Splash of Absinthe
25ml VS Cognac
25ml Rye Whiskey
12ml simple syrup
2 dashes Peychaud’s Bitters
2 dashes Angostura Bitters
Lemon peel for garnish
Coat the inside of a glass with absinthe, discard any excess. Combine the rest of the ingredients in an ice-filled glass and stirred until chilled. The mixture is then strained into the absinthe covered chilled old fashioned glass, which is then garnished with lemon peel.
Recipe from Dale DeGroff’s, The Craft of the Cocktail.
Like Bourbon Street, Jazz and Creole cooking, the Sazerac cocktail is quintessentially New Orleans. Supposedly one of the world’s first cocktails, it is definitely the most famous drink to come out of the Louisiana party town. The drink is most often credited to a West Indian immigrant by the name of Antoine Peychaud, who operated a pharmacy in the French Quarter. Also the creator of Peychaud’s Bitters, legend has it that the apothecary would host late night gatherings and serve them this cocktail, which originally featured Cognac, not whiskey.

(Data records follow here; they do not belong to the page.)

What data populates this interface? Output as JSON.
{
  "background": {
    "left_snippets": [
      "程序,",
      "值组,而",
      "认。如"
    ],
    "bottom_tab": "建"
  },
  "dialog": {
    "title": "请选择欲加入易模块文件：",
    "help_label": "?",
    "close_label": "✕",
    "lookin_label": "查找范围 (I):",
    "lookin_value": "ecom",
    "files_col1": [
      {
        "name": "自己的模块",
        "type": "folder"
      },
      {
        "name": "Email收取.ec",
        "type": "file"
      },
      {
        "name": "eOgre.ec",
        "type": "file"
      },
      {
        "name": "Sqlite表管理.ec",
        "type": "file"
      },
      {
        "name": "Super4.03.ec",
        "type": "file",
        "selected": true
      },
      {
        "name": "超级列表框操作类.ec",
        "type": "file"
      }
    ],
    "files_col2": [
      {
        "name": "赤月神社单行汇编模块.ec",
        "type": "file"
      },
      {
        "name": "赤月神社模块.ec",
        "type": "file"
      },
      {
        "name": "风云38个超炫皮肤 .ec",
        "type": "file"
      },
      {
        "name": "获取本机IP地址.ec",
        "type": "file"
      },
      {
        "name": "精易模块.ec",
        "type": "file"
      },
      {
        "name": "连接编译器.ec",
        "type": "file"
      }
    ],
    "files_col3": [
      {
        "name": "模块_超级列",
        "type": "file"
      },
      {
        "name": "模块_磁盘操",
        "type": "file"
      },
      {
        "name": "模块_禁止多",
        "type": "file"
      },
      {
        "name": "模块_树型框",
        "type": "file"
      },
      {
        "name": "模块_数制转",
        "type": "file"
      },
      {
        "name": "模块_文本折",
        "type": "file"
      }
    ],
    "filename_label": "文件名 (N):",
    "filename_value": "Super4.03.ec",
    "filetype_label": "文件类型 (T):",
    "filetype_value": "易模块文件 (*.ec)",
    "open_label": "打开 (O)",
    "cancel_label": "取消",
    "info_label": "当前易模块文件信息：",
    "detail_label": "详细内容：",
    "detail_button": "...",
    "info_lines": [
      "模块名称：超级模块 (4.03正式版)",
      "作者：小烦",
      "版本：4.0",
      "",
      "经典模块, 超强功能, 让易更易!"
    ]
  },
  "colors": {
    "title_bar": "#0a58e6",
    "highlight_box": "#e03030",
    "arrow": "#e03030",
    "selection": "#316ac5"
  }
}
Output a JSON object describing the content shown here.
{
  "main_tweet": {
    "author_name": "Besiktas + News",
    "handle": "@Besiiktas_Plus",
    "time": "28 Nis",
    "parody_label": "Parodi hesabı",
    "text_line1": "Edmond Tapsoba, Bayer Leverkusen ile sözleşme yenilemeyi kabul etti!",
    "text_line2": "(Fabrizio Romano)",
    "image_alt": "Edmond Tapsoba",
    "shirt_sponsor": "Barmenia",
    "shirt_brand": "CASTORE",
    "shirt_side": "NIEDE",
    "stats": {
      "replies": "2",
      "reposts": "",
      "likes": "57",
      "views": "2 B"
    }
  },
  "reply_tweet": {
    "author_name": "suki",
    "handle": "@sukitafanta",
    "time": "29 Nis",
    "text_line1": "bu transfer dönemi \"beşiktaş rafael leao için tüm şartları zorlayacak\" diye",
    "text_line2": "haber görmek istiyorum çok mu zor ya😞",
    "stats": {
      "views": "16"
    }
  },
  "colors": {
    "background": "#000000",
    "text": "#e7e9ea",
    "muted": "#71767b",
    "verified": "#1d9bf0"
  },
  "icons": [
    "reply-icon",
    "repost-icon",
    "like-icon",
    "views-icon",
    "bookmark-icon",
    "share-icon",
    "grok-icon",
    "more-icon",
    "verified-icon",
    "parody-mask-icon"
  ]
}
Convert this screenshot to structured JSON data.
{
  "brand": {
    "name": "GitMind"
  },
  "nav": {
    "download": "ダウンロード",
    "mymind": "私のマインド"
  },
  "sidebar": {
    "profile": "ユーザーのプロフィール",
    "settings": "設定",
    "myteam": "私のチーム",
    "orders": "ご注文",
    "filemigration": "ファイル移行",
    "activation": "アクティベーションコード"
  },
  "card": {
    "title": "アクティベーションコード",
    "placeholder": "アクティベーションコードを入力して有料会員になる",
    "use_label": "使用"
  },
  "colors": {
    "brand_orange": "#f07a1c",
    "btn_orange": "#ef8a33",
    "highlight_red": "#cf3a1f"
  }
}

The cocktail’s popularity boomed in the 1850s and soon it was being served in all of the city’s finest bars (euphemistically referred to as ‘coffee houses’) becoming strongly associated with one bar in particular, the very popular Sazerac Coffee House located on Exchange Alley. While most give credit for the drink to Peychaud, other cocktail historians credit a Sazerac Coffee House bartender called Leon Lamothe who served the drink using Peychaud’s bitters along with sugar and Cognac.
When a gentleman by the name of Thomas Handy took over the Sazerac Coffee House, he started to acquire liquor brands (including Peychaud’s Bitters) and the Sazerac Company was born. In the 1890s his company began to bottle and market the Sazerac cocktail – now using the more readily available rye whiskey – as well as operating the Sazerac bar on Royal Street.
A key feature of the Sazerac is the absinthe wash which is used to coat the serving glass. The Sazerac House technique of stirring the drink in one small bar-glass and straining it into another has become enshrined in tradition and most bartenders worth their salt adhere to this method according to David Wondrich’s new cocktail tome Imbibe!.
A great cocktail with layered flavours of rye, herbal flavours of absinthe, the bite of bitters and the sweetness of sugar. To see it made by Robert Hess, check out this video: